We think nobody should have to live in poor or unsuitable housing. Whilst we help thousands of people every year find suitable and affordable quality accommodation, there are thousands in the UK who are at risk of eviction, or living in dangerous conditions, and who need Shelter’s support.

We’d like to do more to help, and we’d like to get you involved too. So over the next few months we’ll be blogging about our efforts to raise money for the Homes for Good campaign, to keep the Shelter helpline open. We’ll be matching your donations, and doing a few crazy fundraising challenges ourselves to show our commitment to the cause. If you can donate just a few pounds, that could mean for someone the difference between keeping their home and losing it. How to donate

Read more about why we’re supporting Shelter, here.

Homes for Good

Landlords: Researching a new property? Start here

November 28th, 2013

If you’re a landlord who’s thinking of investing in additional properties, you need to do your research. There are lots of property related websites where you can enter the postcode of a place you’re interested in buying, to get related data, but you won’t get all the information you need from a single source.

Until now. Our friends at Property118 have built this handy tool to search across multiple sources, to give you the information you need to base a decision on. The beauty of it is, you only have to enter one postcode. And it’s free.

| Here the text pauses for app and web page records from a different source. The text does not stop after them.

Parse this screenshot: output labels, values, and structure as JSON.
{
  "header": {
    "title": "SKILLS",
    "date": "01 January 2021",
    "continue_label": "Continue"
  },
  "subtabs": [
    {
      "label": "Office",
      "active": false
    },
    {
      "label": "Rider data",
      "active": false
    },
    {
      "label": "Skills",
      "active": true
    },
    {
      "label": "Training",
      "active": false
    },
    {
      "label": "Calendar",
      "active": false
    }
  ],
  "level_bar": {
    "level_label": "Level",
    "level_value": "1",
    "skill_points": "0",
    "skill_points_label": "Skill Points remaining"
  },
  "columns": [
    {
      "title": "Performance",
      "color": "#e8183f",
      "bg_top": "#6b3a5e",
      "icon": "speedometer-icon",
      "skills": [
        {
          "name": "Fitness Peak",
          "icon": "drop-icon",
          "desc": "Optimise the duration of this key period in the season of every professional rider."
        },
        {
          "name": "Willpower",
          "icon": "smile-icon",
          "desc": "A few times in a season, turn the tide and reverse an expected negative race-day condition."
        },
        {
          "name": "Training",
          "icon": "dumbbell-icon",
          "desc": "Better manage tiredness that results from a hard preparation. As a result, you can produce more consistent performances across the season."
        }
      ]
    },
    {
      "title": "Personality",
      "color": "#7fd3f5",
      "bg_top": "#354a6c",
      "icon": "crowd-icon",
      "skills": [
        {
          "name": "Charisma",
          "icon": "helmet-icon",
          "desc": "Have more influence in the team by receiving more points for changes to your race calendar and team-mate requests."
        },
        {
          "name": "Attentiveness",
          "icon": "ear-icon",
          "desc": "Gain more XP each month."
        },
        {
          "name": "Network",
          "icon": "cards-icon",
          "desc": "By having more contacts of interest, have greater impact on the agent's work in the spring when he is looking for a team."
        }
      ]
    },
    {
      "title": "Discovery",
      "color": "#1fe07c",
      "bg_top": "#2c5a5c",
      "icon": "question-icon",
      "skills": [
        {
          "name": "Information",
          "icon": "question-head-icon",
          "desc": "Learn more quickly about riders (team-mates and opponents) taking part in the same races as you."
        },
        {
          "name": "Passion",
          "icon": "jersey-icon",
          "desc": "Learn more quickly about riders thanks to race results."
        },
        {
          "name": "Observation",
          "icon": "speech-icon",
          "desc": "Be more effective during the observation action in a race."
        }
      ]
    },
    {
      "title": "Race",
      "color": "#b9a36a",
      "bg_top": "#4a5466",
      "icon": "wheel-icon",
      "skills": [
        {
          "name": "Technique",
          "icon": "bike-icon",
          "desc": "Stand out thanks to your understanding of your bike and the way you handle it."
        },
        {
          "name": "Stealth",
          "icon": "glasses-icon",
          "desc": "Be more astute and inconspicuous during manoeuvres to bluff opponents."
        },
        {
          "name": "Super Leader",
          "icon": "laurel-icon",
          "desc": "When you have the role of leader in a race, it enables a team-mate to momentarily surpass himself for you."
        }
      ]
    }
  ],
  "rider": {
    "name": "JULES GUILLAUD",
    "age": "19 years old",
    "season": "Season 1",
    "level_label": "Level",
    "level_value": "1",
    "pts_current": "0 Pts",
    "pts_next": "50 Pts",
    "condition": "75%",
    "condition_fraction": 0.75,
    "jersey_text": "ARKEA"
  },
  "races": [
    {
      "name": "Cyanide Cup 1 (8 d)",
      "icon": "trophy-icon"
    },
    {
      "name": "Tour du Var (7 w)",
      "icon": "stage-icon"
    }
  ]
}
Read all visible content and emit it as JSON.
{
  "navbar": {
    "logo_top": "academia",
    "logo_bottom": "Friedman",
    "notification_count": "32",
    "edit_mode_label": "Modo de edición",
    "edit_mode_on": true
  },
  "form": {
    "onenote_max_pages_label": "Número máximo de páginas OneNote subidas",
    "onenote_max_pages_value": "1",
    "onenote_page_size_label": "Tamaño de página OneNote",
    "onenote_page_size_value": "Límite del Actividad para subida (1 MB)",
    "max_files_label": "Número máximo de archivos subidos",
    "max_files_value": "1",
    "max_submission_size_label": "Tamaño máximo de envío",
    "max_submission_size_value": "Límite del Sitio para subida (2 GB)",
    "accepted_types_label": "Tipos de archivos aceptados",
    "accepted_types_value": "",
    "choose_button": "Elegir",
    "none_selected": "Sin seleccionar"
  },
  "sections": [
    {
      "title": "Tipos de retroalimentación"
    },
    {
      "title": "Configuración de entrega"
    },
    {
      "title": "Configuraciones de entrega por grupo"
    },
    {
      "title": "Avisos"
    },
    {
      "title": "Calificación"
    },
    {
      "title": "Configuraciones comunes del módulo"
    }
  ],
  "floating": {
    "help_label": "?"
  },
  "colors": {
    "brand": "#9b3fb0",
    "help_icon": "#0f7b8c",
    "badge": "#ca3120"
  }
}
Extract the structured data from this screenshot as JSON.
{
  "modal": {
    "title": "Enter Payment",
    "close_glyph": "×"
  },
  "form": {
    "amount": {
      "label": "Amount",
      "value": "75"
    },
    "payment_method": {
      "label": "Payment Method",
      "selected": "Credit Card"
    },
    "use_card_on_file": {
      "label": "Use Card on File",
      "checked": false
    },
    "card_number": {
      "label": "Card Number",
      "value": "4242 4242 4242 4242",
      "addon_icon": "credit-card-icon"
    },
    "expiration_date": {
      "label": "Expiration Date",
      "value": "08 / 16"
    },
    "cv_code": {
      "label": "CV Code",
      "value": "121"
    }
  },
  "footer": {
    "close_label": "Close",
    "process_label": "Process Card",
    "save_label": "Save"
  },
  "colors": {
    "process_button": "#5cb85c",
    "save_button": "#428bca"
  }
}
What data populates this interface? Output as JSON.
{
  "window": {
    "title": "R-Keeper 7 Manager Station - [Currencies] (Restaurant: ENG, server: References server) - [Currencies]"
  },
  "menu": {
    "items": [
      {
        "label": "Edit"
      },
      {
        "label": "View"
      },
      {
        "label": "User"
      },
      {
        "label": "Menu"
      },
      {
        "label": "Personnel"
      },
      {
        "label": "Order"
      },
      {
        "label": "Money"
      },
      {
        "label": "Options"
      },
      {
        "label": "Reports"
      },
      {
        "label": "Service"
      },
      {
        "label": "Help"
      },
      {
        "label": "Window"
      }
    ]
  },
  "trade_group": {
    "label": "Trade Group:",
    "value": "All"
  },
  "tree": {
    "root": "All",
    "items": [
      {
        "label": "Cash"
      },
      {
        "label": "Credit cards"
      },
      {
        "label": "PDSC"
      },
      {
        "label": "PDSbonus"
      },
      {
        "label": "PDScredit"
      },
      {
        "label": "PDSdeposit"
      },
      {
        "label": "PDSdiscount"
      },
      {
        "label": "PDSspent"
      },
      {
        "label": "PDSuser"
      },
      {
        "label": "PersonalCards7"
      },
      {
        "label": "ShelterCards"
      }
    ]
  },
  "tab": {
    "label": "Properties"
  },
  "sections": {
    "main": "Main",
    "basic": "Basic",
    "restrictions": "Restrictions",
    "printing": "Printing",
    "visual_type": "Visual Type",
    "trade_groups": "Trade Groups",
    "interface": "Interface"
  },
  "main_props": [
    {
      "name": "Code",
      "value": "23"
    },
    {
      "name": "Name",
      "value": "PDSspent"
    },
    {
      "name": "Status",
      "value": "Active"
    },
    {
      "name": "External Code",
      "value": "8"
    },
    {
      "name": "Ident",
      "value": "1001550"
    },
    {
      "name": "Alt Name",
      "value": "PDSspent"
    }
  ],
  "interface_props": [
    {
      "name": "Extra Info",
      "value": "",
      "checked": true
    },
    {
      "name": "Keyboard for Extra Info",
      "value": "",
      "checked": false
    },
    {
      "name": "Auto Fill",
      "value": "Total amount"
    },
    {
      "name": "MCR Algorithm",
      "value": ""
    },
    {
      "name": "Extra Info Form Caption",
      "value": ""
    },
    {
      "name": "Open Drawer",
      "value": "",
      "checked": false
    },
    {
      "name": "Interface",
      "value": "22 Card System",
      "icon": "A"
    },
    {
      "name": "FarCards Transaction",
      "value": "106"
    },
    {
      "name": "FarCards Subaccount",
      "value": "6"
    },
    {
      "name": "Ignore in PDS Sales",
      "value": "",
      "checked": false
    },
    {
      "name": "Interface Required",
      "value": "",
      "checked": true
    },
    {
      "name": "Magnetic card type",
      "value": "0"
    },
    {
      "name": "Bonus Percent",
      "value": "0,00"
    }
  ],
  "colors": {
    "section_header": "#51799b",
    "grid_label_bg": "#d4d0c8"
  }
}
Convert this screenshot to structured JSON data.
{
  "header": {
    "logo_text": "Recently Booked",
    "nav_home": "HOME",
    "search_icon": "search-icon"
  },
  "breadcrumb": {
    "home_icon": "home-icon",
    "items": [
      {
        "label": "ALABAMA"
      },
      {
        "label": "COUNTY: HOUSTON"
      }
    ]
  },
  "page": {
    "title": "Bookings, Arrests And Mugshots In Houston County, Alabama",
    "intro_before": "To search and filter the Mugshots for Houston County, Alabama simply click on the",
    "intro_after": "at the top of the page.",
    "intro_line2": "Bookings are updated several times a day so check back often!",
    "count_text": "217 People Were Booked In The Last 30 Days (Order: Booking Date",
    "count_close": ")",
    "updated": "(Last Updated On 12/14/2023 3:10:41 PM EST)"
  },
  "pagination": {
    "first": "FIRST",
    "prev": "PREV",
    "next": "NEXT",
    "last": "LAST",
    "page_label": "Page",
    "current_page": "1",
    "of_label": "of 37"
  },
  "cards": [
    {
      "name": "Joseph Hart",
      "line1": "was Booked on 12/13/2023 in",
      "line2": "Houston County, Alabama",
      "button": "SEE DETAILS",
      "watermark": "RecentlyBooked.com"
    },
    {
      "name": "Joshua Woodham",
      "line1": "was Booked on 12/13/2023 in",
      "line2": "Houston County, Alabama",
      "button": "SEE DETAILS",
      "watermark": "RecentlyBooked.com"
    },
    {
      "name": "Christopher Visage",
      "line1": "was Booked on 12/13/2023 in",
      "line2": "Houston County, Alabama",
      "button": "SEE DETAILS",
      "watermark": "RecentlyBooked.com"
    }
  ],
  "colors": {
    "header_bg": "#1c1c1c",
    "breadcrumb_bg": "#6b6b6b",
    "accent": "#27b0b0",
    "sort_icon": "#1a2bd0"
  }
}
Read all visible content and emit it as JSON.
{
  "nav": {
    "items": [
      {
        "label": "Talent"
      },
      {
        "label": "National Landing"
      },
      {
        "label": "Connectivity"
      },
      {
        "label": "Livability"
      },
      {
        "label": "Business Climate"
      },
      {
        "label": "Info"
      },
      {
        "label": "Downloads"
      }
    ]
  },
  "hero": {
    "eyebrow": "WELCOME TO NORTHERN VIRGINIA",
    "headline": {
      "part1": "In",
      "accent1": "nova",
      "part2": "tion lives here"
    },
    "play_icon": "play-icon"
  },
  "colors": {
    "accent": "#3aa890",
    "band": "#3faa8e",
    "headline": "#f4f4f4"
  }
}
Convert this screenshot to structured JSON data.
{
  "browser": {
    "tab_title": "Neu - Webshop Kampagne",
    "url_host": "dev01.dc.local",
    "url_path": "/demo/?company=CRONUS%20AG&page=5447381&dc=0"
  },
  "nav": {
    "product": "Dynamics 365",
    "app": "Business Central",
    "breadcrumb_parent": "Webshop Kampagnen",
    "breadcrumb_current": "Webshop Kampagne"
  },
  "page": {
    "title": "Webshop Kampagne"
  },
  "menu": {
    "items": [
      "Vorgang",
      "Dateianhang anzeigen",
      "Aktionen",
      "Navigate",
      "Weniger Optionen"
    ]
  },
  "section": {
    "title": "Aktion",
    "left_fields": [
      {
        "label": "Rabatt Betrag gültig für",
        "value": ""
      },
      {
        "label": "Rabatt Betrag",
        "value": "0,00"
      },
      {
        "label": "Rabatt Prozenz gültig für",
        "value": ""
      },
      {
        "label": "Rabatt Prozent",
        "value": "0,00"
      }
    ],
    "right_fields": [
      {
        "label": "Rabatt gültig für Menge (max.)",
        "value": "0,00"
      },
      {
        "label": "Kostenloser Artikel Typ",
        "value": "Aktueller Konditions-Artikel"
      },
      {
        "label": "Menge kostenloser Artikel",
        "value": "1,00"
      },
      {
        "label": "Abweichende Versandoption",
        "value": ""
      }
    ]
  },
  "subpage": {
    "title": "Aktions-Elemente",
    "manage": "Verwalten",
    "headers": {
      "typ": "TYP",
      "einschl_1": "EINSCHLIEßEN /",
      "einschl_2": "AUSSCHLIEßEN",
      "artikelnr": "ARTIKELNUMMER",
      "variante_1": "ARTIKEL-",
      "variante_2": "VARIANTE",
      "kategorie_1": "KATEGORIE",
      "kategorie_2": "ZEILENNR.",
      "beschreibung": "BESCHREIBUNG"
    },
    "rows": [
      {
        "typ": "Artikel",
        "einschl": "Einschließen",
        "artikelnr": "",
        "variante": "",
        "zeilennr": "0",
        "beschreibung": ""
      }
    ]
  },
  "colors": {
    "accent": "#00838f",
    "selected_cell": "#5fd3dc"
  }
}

In one single step you can look at information sourced from the three major property sites – RightMove, Zoopla, and of course, SpareRoom, together with information on planning applications, local crime rates, LHA rates and more.

You can use it now – here!

UK Property Research Tool
What you need to know and where to find the information